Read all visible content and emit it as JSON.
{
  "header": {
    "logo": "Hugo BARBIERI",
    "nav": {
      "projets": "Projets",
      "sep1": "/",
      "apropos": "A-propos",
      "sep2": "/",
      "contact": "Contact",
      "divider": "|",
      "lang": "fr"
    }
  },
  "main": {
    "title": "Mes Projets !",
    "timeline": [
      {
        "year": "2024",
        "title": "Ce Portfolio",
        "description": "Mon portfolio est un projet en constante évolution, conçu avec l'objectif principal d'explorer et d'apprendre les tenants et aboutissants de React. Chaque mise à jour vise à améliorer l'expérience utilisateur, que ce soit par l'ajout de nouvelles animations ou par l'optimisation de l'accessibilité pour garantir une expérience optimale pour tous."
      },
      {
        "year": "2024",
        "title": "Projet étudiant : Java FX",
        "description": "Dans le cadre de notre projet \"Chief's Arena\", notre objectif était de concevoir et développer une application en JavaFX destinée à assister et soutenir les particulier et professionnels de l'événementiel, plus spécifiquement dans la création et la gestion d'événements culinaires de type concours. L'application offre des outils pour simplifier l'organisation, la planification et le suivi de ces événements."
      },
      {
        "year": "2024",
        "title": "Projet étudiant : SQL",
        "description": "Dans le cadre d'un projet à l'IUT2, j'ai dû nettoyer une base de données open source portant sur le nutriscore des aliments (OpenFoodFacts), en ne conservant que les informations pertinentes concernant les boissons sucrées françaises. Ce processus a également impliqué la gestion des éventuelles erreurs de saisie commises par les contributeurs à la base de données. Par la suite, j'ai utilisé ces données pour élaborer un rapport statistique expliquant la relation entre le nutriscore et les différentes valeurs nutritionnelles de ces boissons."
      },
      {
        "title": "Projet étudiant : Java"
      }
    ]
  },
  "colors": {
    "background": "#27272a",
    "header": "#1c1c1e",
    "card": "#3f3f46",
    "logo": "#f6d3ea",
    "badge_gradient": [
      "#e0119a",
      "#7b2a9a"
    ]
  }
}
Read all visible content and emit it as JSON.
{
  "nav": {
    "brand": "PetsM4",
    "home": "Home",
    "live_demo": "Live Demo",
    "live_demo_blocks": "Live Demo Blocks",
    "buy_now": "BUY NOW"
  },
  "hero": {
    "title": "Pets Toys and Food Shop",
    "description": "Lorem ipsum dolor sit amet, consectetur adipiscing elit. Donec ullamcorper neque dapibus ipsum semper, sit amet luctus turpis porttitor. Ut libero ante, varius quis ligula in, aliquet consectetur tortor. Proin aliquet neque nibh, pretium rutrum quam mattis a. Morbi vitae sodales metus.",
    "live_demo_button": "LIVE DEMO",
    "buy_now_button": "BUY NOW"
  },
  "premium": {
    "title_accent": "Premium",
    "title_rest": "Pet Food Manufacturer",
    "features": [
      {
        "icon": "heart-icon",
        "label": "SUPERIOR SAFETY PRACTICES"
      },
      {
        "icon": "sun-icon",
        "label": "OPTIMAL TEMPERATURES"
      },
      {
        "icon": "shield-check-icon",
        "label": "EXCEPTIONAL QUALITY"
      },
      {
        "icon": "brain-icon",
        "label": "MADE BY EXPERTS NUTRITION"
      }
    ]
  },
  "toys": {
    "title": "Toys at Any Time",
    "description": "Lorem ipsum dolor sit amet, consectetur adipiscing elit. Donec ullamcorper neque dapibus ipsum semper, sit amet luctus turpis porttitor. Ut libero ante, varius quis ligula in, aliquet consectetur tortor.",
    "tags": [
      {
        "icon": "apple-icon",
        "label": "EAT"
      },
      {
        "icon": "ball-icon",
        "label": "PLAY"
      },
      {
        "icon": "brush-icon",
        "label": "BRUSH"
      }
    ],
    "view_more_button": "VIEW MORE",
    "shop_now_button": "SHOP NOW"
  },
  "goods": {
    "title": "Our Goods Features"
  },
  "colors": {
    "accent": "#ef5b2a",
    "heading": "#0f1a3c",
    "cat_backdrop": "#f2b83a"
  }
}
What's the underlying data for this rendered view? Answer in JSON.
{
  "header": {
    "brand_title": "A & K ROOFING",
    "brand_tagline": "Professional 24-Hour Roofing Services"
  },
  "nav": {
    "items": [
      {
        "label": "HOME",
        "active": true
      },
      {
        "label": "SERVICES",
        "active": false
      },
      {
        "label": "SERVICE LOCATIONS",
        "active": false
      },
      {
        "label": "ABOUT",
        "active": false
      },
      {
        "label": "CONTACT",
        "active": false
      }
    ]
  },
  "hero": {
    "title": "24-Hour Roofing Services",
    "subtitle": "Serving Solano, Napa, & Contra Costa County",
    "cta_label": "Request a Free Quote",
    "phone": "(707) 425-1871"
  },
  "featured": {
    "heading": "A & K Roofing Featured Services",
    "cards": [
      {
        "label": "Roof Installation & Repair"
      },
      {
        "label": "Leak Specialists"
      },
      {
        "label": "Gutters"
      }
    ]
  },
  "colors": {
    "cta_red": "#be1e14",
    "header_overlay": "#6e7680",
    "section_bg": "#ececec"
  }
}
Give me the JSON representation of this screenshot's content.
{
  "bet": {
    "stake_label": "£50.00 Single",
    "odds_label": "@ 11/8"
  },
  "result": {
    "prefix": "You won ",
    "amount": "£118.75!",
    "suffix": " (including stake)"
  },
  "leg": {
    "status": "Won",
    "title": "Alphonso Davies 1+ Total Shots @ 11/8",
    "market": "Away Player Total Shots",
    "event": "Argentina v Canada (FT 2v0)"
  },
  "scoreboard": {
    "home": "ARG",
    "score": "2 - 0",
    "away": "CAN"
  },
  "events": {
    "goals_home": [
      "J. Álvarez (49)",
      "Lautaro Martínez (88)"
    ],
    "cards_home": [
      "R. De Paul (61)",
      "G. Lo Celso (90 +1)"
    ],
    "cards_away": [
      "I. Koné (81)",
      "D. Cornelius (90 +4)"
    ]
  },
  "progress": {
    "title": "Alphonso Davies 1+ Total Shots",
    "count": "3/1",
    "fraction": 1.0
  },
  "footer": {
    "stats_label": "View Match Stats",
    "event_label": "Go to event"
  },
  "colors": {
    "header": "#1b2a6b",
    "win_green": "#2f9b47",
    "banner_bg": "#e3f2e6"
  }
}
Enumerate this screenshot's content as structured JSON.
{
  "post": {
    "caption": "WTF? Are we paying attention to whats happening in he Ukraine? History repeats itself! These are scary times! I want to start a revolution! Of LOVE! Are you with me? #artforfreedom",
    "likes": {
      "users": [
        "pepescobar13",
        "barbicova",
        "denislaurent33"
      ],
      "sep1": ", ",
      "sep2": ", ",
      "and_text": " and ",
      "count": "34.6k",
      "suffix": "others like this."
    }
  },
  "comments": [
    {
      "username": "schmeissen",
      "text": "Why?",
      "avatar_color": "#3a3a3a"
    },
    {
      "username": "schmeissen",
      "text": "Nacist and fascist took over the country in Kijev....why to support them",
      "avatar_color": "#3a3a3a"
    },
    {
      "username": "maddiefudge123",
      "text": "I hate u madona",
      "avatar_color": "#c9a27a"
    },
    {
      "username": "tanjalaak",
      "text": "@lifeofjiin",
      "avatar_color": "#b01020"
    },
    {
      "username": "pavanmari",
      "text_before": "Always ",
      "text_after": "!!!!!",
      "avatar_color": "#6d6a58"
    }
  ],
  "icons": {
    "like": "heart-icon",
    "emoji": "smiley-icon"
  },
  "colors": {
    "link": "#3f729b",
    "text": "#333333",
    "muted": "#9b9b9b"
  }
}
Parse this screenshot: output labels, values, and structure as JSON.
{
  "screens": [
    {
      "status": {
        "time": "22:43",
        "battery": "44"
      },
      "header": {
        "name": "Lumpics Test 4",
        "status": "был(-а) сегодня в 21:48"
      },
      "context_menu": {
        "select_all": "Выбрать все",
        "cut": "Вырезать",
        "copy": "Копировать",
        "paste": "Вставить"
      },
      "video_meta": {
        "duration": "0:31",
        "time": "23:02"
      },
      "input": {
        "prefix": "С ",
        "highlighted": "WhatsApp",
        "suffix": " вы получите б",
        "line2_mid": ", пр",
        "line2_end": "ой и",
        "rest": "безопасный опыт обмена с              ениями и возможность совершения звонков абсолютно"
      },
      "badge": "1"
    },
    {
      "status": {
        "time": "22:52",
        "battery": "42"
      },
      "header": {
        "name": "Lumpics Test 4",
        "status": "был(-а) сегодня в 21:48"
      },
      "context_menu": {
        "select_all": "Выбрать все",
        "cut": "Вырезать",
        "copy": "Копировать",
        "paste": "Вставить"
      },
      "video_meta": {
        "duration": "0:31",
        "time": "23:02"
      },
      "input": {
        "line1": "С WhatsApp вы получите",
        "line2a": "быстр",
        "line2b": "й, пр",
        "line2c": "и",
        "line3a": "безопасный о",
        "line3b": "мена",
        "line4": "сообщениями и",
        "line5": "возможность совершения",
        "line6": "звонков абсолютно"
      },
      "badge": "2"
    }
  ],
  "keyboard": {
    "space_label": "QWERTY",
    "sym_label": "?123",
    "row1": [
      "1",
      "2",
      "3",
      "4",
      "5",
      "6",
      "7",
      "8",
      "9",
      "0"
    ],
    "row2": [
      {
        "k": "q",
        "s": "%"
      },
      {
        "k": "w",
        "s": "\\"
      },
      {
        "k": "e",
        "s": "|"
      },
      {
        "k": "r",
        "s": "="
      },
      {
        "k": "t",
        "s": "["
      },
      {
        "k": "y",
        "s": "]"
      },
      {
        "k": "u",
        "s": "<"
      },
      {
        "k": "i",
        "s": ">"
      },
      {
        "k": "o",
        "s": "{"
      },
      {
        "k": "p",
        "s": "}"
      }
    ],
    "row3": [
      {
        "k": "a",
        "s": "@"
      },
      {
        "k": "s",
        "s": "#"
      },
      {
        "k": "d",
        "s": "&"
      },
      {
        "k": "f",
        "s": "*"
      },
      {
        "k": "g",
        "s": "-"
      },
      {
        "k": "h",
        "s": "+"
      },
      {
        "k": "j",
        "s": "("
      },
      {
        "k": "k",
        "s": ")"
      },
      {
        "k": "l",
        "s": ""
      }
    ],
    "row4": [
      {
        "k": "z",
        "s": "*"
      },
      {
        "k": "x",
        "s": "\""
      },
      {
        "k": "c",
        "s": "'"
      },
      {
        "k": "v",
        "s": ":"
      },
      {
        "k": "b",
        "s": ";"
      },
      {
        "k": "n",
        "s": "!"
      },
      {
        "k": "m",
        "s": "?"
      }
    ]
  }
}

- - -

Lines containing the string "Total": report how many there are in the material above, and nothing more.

3